Please report each line of the data below that contains "JSON".

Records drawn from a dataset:
-------------------------

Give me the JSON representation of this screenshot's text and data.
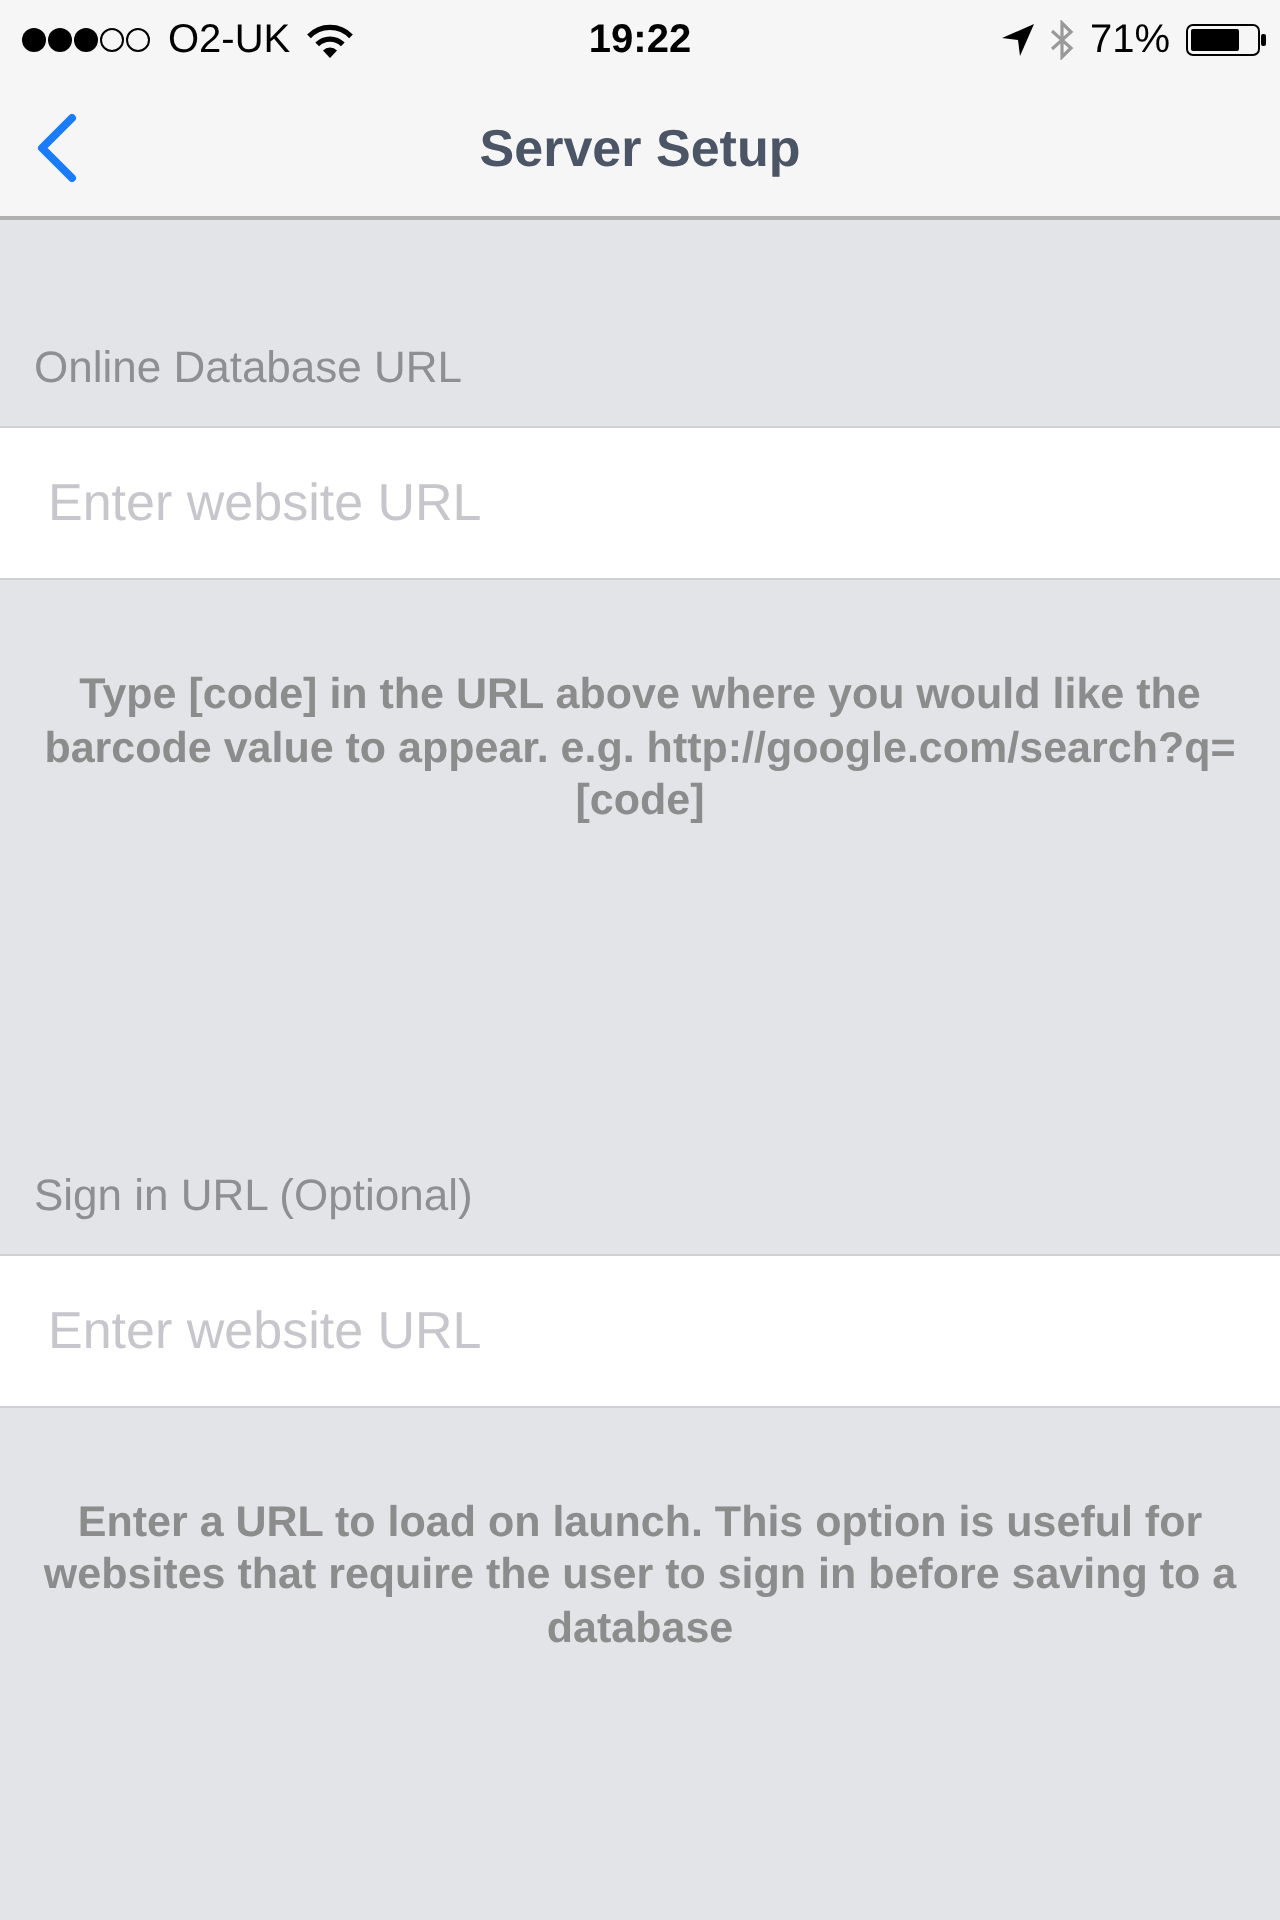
{
  "status_bar": {
    "carrier": "O2-UK",
    "time": "19:22",
    "battery_percent": "71%"
  },
  "nav_bar": {
    "title": "Server Setup"
  },
  "sections": [
    {
      "header": "Online Database URL",
      "field": {
        "placeholder": "Enter website URL"
      },
      "footer": "Type [code] in the URL above where you would like the barcode value to appear. e.g. http://google.com/search?q=[code]"
    },
    {
      "header": "Sign in URL (Optional)",
      "field": {
        "placeholder": "Enter website URL"
      },
      "footer": "Enter a URL to load on launch. This option is useful for websites that require the user to sign in before saving to a database"
    }
  ]
}
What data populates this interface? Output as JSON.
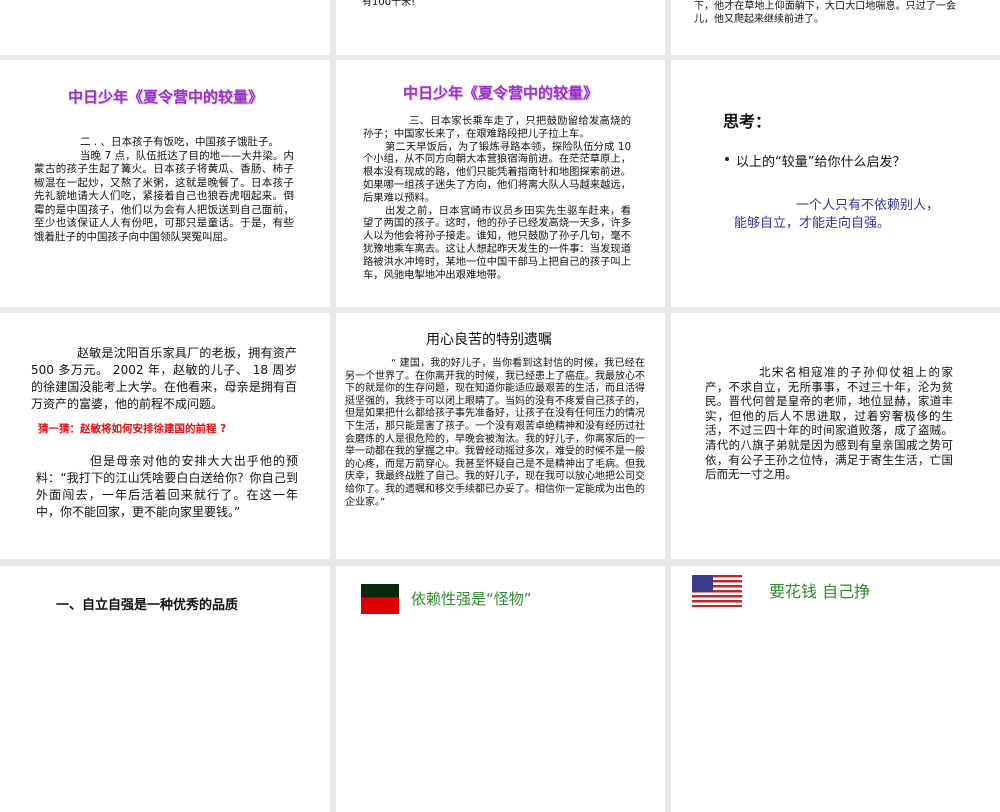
{
  "slides": [
    {
      "id": "top-left",
      "text": ""
    },
    {
      "id": "top-middle",
      "text": "有100千米!"
    },
    {
      "id": "top-right",
      "text": "长交待？我能挺得住，我一定要走到底！”在医生的劝说下，他才在草地上仰面躺下，大口大口地喘息。只过了一会儿，他又爬起来继续前进了。"
    },
    {
      "id": "slide-2",
      "title": "中日少年《夏令营中的较量》",
      "p1": "二 . 、日本孩子有饭吃，中国孩子饿肚子。",
      "p2": "当晚 7 点，队伍抵达了目的地——大井梁。内蒙古的孩子生起了篝火。日本孩子将黄瓜、香肠、柿子椒混在一起炒，又熬了米粥，这就是晚餐了。日本孩子先礼貌地请大人们吃，紧接着自己也狼吞虎咽起来。倒霉的是中国孩子，他们以为会有人把饭送到自己面前，至少也该保证人人有份吧，可那只是童话。于是，有些饿着肚子的中国孩子向中国领队哭冤叫屈。"
    },
    {
      "id": "slide-3",
      "title": "中日少年《夏令营中的较量》",
      "p1": "三、日本家长乘车走了，只把鼓励留给发高烧的孙子；中国家长来了，在艰难路段把儿子拉上车。",
      "p2": "第二天早饭后，为了锻炼寻路本领，探险队伍分成 10 个小组，从不同方向朝大本营狼宿海前进。在茫茫草原上，根本没有现成的路，他们只能凭着指南针和地图探索前进。如果哪一组孩子迷失了方向，他们将离大队人马越来越远，后果难以预料。",
      "p3": "出发之前，日本宫崎市议员乡田实先生驱车赶来，看望了两国的孩子。这时，他的孙子已经发高烧一天多，许多人以为他会将孙子接走。谁知，他只鼓励了孙子几句，毫不犹豫地乘车离去。这让人想起昨天发生的一件事：当发现道路被洪水冲垮时，某地一位中国干部马上把自己的孩子叫上车，风驰电掣地冲出艰难地带。"
    },
    {
      "id": "slide-4",
      "heading": "思考：",
      "bullet": "以上的“较量”给你什么启发？",
      "answer1": "一个人只有不依赖别人，",
      "answer2": "能够自立，才能走向自强。"
    },
    {
      "id": "slide-5",
      "p1": "赵敏是沈阳百乐家具厂的老板，拥有资产 500 多万元。 2002 年，赵敏的儿子、 18 周岁的徐建国没能考上大学。在他看来，母亲是拥有百万资产的富婆，他的前程不成问题。",
      "question": "猜一猜：赵敏将如何安排徐建国的前程 ?",
      "p2": "但是母亲对他的安排大大出乎他的预料：“我打下的江山凭啥要白白送给你？你自己到外面闯去，一年后活着回来就行了。在这一年中，你不能回家，更不能向家里要钱。”"
    },
    {
      "id": "slide-6",
      "title": "用心良苦的特别遗嘱",
      "p1": "“ 建国，我的好儿子，当你看到这封信的时候，我已经在另一个世界了。在你离开我的时候，我已经患上了癌症。我最放心不下的就是你的生存问题，现在知道你能适应最艰苦的生活，而且活得挺坚强的，我终于可以闭上眼睛了。当妈的没有不疼爱自己孩子的，但是如果把什么都给孩子事先准备好，让孩子在没有任何压力的情况下生活，那只能是害了孩子。一个没有艰苦卓绝精神和没有经历过社会磨炼的人是很危险的，早晚会被淘汰。我的好儿子，你离家后的一举一动都在我的掌握之中。我曾经动摇过多次，难受的时候不是一般的心疼，而是万箭穿心。我甚至怀疑自己是不是精神出了毛病。但我庆幸，我最终战胜了自己。我的好儿子，现在我可以放心地把公司交给你了。我的遗嘱和移交手续都已办妥了。相信你一定能成为出色的企业家。”"
    },
    {
      "id": "slide-7",
      "p1": "北宋名相寇准的子孙仰仗祖上的家产，不求自立，无所事事，不过三十年，沦为贫民。晋代何曾是皇帝的老师，地位显赫，家道丰实，但他的后人不思进取，过着穷奢极侈的生活，不过三四十年的时间家道败落，成了盗贼。清代的八旗子弟就是因为感到有皇亲国戚之势可依，有公子王孙之位恃，满足于寄生生活，亡国后而无一寸之用。"
    },
    {
      "id": "slide-8",
      "title": "一、自立自强是一种优秀的品质"
    },
    {
      "id": "slide-9",
      "title": "依赖性强是“怪物”"
    },
    {
      "id": "slide-10",
      "title": "要花钱 自己挣"
    }
  ],
  "colors": {
    "background": "#e8e8e8",
    "title_purple": "#9b2fc9",
    "answer_blue": "#333399",
    "question_red": "#e01010",
    "green_title": "#2e8b2e"
  }
}
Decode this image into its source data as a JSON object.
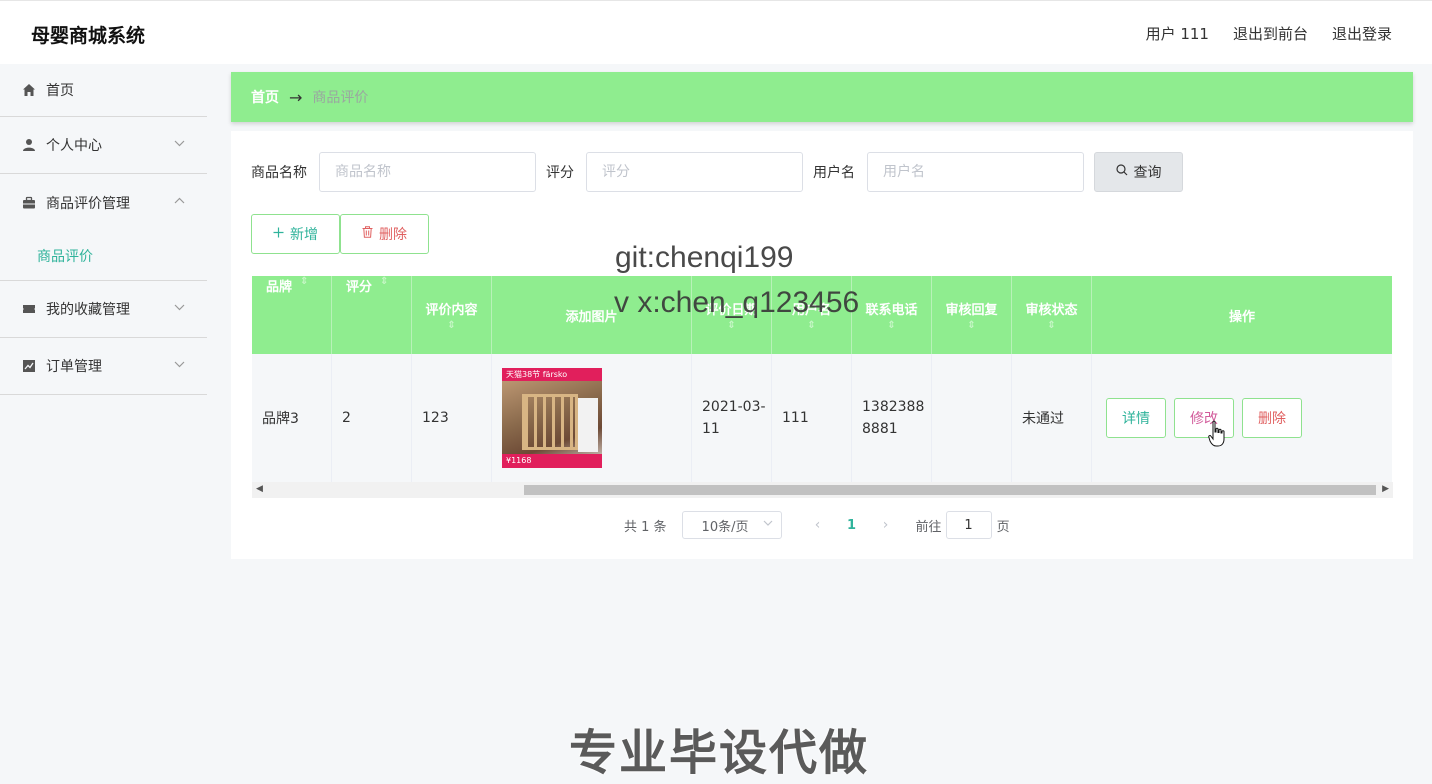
{
  "app": {
    "title": "母婴商城系统"
  },
  "header": {
    "user": "用户 111",
    "to_front": "退出到前台",
    "logout": "退出登录"
  },
  "sidebar": {
    "items": [
      {
        "label": "首页",
        "icon": "home-icon"
      },
      {
        "label": "个人中心",
        "icon": "user-icon"
      },
      {
        "label": "商品评价管理",
        "icon": "briefcase-icon"
      },
      {
        "label": "商品评价",
        "icon": ""
      },
      {
        "label": "我的收藏管理",
        "icon": "ticket-icon"
      },
      {
        "label": "订单管理",
        "icon": "chart-icon"
      }
    ]
  },
  "breadcrumb": {
    "home": "首页",
    "arrow": "→",
    "current": "商品评价"
  },
  "search": {
    "product_label": "商品名称",
    "product_placeholder": "商品名称",
    "product_value": "",
    "score_label": "评分",
    "score_placeholder": "评分",
    "score_value": "",
    "user_label": "用户名",
    "user_placeholder": "用户名",
    "user_value": "",
    "query_label": "查询"
  },
  "actions": {
    "add_label": "新增",
    "delete_label": "删除"
  },
  "table": {
    "headers": [
      "品牌",
      "评分",
      "评价内容",
      "添加图片",
      "评价日期",
      "用户名",
      "联系电话",
      "审核回复",
      "审核状态",
      "操作"
    ],
    "rows": [
      {
        "brand": "品牌3",
        "score": "2",
        "content": "123",
        "image_top_text": "天猫38节 färsko",
        "image_bottom_text": "¥1168",
        "date": "2021-03-11",
        "username": "111",
        "phone": "13823888881",
        "reply": "",
        "status": "未通过",
        "ops": {
          "detail": "详情",
          "edit": "修改",
          "delete": "删除"
        }
      }
    ]
  },
  "pagination": {
    "total": "共 1 条",
    "page_size": "10条/页",
    "prev": "‹",
    "current_page": "1",
    "next": "›",
    "goto_label": "前往",
    "goto_value": "1",
    "page_unit": "页"
  },
  "overlay": {
    "git": "git:chenqi199",
    "vx": "v x:chen_q123456",
    "promo": "专业毕设代做"
  },
  "colors": {
    "accent_green": "#8fed8f",
    "teal_text": "#2fb39b",
    "danger": "#e06060",
    "edit": "#d25b9b"
  }
}
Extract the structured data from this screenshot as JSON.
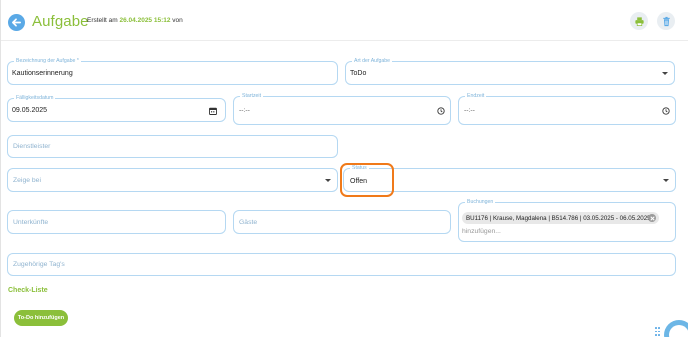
{
  "header": {
    "title": "Aufgabe",
    "created_prefix": "Erstellt am",
    "created_date": "26.04.2025 15:12",
    "created_suffix": "von"
  },
  "icons": {
    "back": "arrow-left-icon",
    "print": "printer-icon",
    "delete": "trash-icon",
    "calendar": "calendar-icon",
    "clock": "clock-icon",
    "dropdown": "chevron-down-icon",
    "chip_remove": "close-circle-icon"
  },
  "colors": {
    "brand_green": "#8bbf3a",
    "accent_blue": "#5aa9e6",
    "field_border": "#b5d8f2",
    "highlight": "#f07a1a"
  },
  "fields": {
    "bezeichnung": {
      "label": "Bezeichnung der Aufgabe *",
      "value": "Kautionserinnerung"
    },
    "art": {
      "label": "Art der Aufgabe",
      "value": "ToDo"
    },
    "faelligkeit": {
      "label": "Fälligkeitsdatum",
      "value": "09.05.2025"
    },
    "startzeit": {
      "label": "Startzeit",
      "placeholder": "--:--"
    },
    "endzeit": {
      "label": "Endzeit",
      "placeholder": "--:--"
    },
    "dienstleister": {
      "placeholder": "Dienstleister"
    },
    "zeige_bei": {
      "placeholder": "Zeige bei"
    },
    "status": {
      "label": "Status",
      "value": "Offen"
    },
    "unterkuenfte": {
      "placeholder": "Unterkünfte"
    },
    "gaeste": {
      "placeholder": "Gäste"
    },
    "buchungen": {
      "label": "Buchungen",
      "chip": "BU1176 | Krause, Magdalena | B514.786 | 03.05.2025 - 06.05.2025",
      "placeholder": "hinzufügen..."
    },
    "tags": {
      "placeholder": "Zugehörige Tag's"
    }
  },
  "checklist": {
    "title": "Check-Liste",
    "add_button": "To-Do hinzufügen"
  }
}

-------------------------

TASK ANSWER:
Give me the JSON representation of this screenshot's text and data.
What data populates this interface? Output as JSON.
Decode this image into its source data as a JSON object.
Extract the structured data from this screenshot as JSON.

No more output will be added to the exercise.